(Exercise objective): Output each entry below as it stands, leaving out every picture.

(Recorded information Opens)

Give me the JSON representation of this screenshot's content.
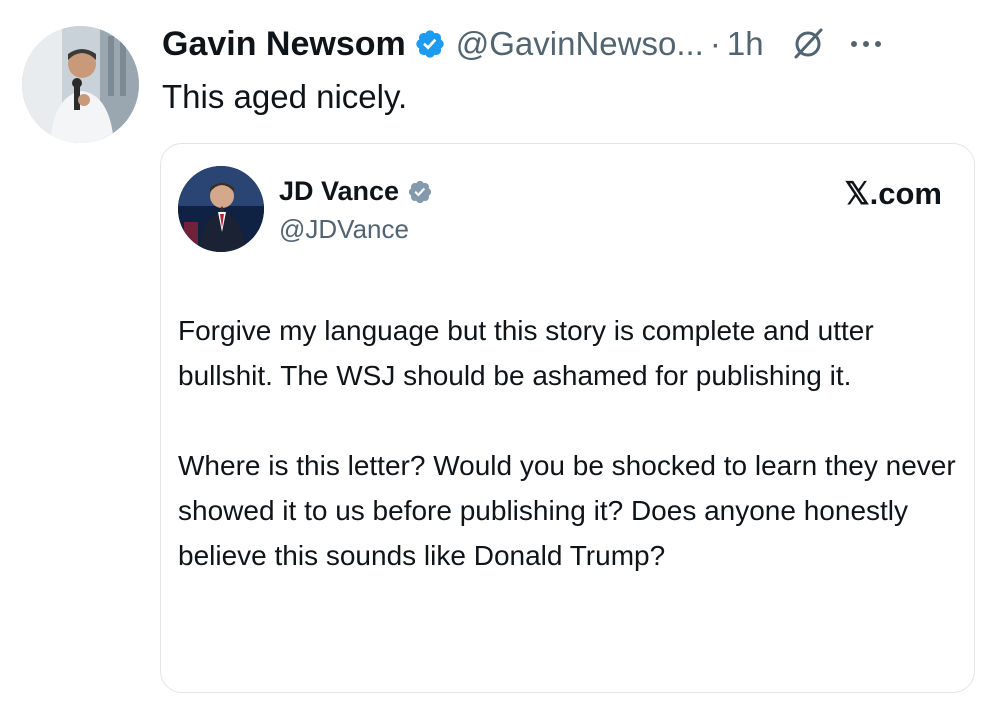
{
  "tweet": {
    "author_name": "Gavin Newsom",
    "handle": "@GavinNewso...",
    "separator": "·",
    "time": "1h",
    "text": "This aged nicely.",
    "avatar_icon": "avatar-photo",
    "verified_color": "#1d9bf0"
  },
  "quoted": {
    "author_name": "JD Vance",
    "handle": "@JDVance",
    "source": "𝕏.com",
    "verified_color": "#829aab",
    "paragraphs": [
      "Forgive my language but this story is complete and utter bullshit. The WSJ should be ashamed for publishing it.",
      "Where is this letter? Would you be shocked to learn they never showed it to us before publishing it? Does anyone honestly believe this sounds like Donald Trump?"
    ]
  }
}
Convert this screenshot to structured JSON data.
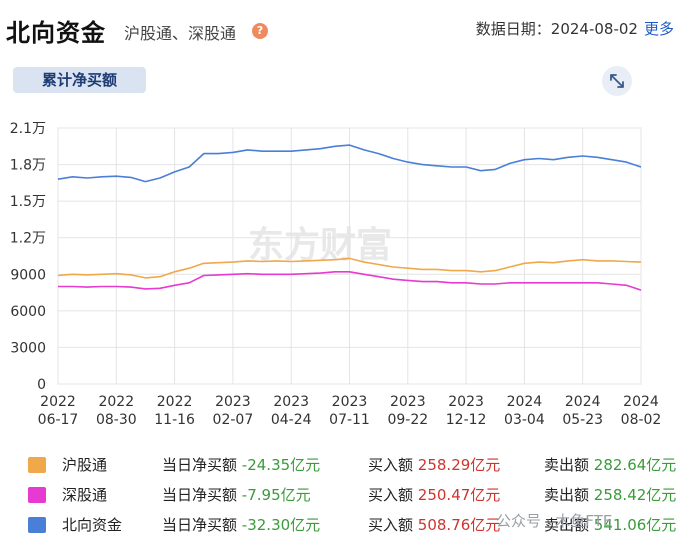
{
  "header": {
    "title": "北向资金",
    "subtitle": "沪股通、深股通",
    "help_glyph": "?",
    "date_label": "数据日期：",
    "date_value": "2024-08-02",
    "more_label": "更多"
  },
  "tab": {
    "label": "累计净买额"
  },
  "watermark": "东方财富",
  "chart_data": {
    "type": "line",
    "ylim": [
      0,
      21000
    ],
    "yticks": [
      "0",
      "3000",
      "6000",
      "9000",
      "1.2万",
      "1.5万",
      "1.8万",
      "2.1万"
    ],
    "xticks": [
      [
        "2022",
        "06-17"
      ],
      [
        "2022",
        "08-30"
      ],
      [
        "2022",
        "11-16"
      ],
      [
        "2023",
        "02-07"
      ],
      [
        "2023",
        "04-24"
      ],
      [
        "2023",
        "07-11"
      ],
      [
        "2023",
        "09-22"
      ],
      [
        "2023",
        "12-12"
      ],
      [
        "2024",
        "03-04"
      ],
      [
        "2024",
        "05-23"
      ],
      [
        "2024",
        "08-02"
      ]
    ],
    "x_index": [
      0,
      4,
      8,
      12,
      16,
      20,
      24,
      28,
      32,
      36,
      40
    ],
    "series": [
      {
        "name": "北向资金",
        "color": "#4a7fd8",
        "values": [
          16800,
          17000,
          16900,
          17000,
          17050,
          16950,
          16600,
          16900,
          17400,
          17800,
          18900,
          18900,
          19000,
          19200,
          19100,
          19100,
          19100,
          19200,
          19300,
          19500,
          19600,
          19200,
          18900,
          18500,
          18200,
          18000,
          17900,
          17800,
          17800,
          17500,
          17600,
          18100,
          18400,
          18500,
          18400,
          18600,
          18700,
          18600,
          18400,
          18200,
          17800
        ]
      },
      {
        "name": "沪股通",
        "color": "#f0a84a",
        "values": [
          8900,
          9000,
          8950,
          9000,
          9050,
          8950,
          8700,
          8800,
          9200,
          9500,
          9900,
          9950,
          10000,
          10100,
          10050,
          10100,
          10050,
          10100,
          10150,
          10200,
          10300,
          10000,
          9800,
          9600,
          9500,
          9400,
          9400,
          9300,
          9300,
          9200,
          9300,
          9600,
          9900,
          10000,
          9950,
          10100,
          10200,
          10100,
          10100,
          10050,
          10000
        ]
      },
      {
        "name": "深股通",
        "color": "#e63ad0",
        "values": [
          8000,
          8000,
          7950,
          8000,
          8000,
          7950,
          7800,
          7850,
          8100,
          8300,
          8900,
          8950,
          9000,
          9050,
          9000,
          9000,
          9000,
          9050,
          9100,
          9200,
          9200,
          9000,
          8800,
          8600,
          8500,
          8400,
          8400,
          8300,
          8300,
          8200,
          8200,
          8300,
          8300,
          8300,
          8300,
          8300,
          8300,
          8300,
          8200,
          8100,
          7700
        ]
      }
    ]
  },
  "legend": [
    {
      "name": "沪股通",
      "color": "#f0a84a",
      "net_label": "当日净买额",
      "net_value": "-24.35亿元",
      "buy_label": "买入额",
      "buy_value": "258.29亿元",
      "sell_label": "卖出额",
      "sell_value": "282.64亿元"
    },
    {
      "name": "深股通",
      "color": "#e63ad0",
      "net_label": "当日净买额",
      "net_value": "-7.95亿元",
      "buy_label": "买入额",
      "buy_value": "250.47亿元",
      "sell_label": "卖出额",
      "sell_value": "258.42亿元"
    },
    {
      "name": "北向资金",
      "color": "#4a7fd8",
      "net_label": "当日净买额",
      "net_value": "-32.30亿元",
      "buy_label": "买入额",
      "buy_value": "508.76亿元",
      "sell_label": "卖出额",
      "sell_value": "541.06亿元"
    }
  ],
  "bottom_watermark": "公众号 · 木鱼FTE"
}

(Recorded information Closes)

(Result of the exercise):
Give me the JSON representation of this screenshot's content.
{
  "tweet": {
    "author_name": "Gavin Newsom",
    "handle": "@GavinNewso...",
    "separator": "·",
    "time": "1h",
    "text": "This aged nicely.",
    "avatar_icon": "avatar-photo",
    "verified_color": "#1d9bf0"
  },
  "quoted": {
    "author_name": "JD Vance",
    "handle": "@JDVance",
    "source": "𝕏.com",
    "verified_color": "#829aab",
    "paragraphs": [
      "Forgive my language but this story is complete and utter bullshit. The WSJ should be ashamed for publishing it.",
      "Where is this letter? Would you be shocked to learn they never showed it to us before publishing it? Does anyone honestly believe this sounds like Donald Trump?"
    ]
  }
}
Convert this screenshot to structured JSON data.
{
  "header": {
    "title": "北向资金",
    "subtitle": "沪股通、深股通",
    "help_glyph": "?",
    "date_label": "数据日期：",
    "date_value": "2024-08-02",
    "more_label": "更多"
  },
  "tab": {
    "label": "累计净买额"
  },
  "watermark": "东方财富",
  "chart_data": {
    "type": "line",
    "ylim": [
      0,
      21000
    ],
    "yticks": [
      "0",
      "3000",
      "6000",
      "9000",
      "1.2万",
      "1.5万",
      "1.8万",
      "2.1万"
    ],
    "xticks": [
      [
        "2022",
        "06-17"
      ],
      [
        "2022",
        "08-30"
      ],
      [
        "2022",
        "11-16"
      ],
      [
        "2023",
        "02-07"
      ],
      [
        "2023",
        "04-24"
      ],
      [
        "2023",
        "07-11"
      ],
      [
        "2023",
        "09-22"
      ],
      [
        "2023",
        "12-12"
      ],
      [
        "2024",
        "03-04"
      ],
      [
        "2024",
        "05-23"
      ],
      [
        "2024",
        "08-02"
      ]
    ],
    "x_index": [
      0,
      4,
      8,
      12,
      16,
      20,
      24,
      28,
      32,
      36,
      40
    ],
    "series": [
      {
        "name": "北向资金",
        "color": "#4a7fd8",
        "values": [
          16800,
          17000,
          16900,
          17000,
          17050,
          16950,
          16600,
          16900,
          17400,
          17800,
          18900,
          18900,
          19000,
          19200,
          19100,
          19100,
          19100,
          19200,
          19300,
          19500,
          19600,
          19200,
          18900,
          18500,
          18200,
          18000,
          17900,
          17800,
          17800,
          17500,
          17600,
          18100,
          18400,
          18500,
          18400,
          18600,
          18700,
          18600,
          18400,
          18200,
          17800
        ]
      },
      {
        "name": "沪股通",
        "color": "#f0a84a",
        "values": [
          8900,
          9000,
          8950,
          9000,
          9050,
          8950,
          8700,
          8800,
          9200,
          9500,
          9900,
          9950,
          10000,
          10100,
          10050,
          10100,
          10050,
          10100,
          10150,
          10200,
          10300,
          10000,
          9800,
          9600,
          9500,
          9400,
          9400,
          9300,
          9300,
          9200,
          9300,
          9600,
          9900,
          10000,
          9950,
          10100,
          10200,
          10100,
          10100,
          10050,
          10000
        ]
      },
      {
        "name": "深股通",
        "color": "#e63ad0",
        "values": [
          8000,
          8000,
          7950,
          8000,
          8000,
          7950,
          7800,
          7850,
          8100,
          8300,
          8900,
          8950,
          9000,
          9050,
          9000,
          9000,
          9000,
          9050,
          9100,
          9200,
          9200,
          9000,
          8800,
          8600,
          8500,
          8400,
          8400,
          8300,
          8300,
          8200,
          8200,
          8300,
          8300,
          8300,
          8300,
          8300,
          8300,
          8300,
          8200,
          8100,
          7700
        ]
      }
    ]
  },
  "legend": [
    {
      "name": "沪股通",
      "color": "#f0a84a",
      "net_label": "当日净买额",
      "net_value": "-24.35亿元",
      "buy_label": "买入额",
      "buy_value": "258.29亿元",
      "sell_label": "卖出额",
      "sell_value": "282.64亿元"
    },
    {
      "name": "深股通",
      "color": "#e63ad0",
      "net_label": "当日净买额",
      "net_value": "-7.95亿元",
      "buy_label": "买入额",
      "buy_value": "250.47亿元",
      "sell_label": "卖出额",
      "sell_value": "258.42亿元"
    },
    {
      "name": "北向资金",
      "color": "#4a7fd8",
      "net_label": "当日净买额",
      "net_value": "-32.30亿元",
      "buy_label": "买入额",
      "buy_value": "508.76亿元",
      "sell_label": "卖出额",
      "sell_value": "541.06亿元"
    }
  ],
  "bottom_watermark": "公众号 · 木鱼FTE"
}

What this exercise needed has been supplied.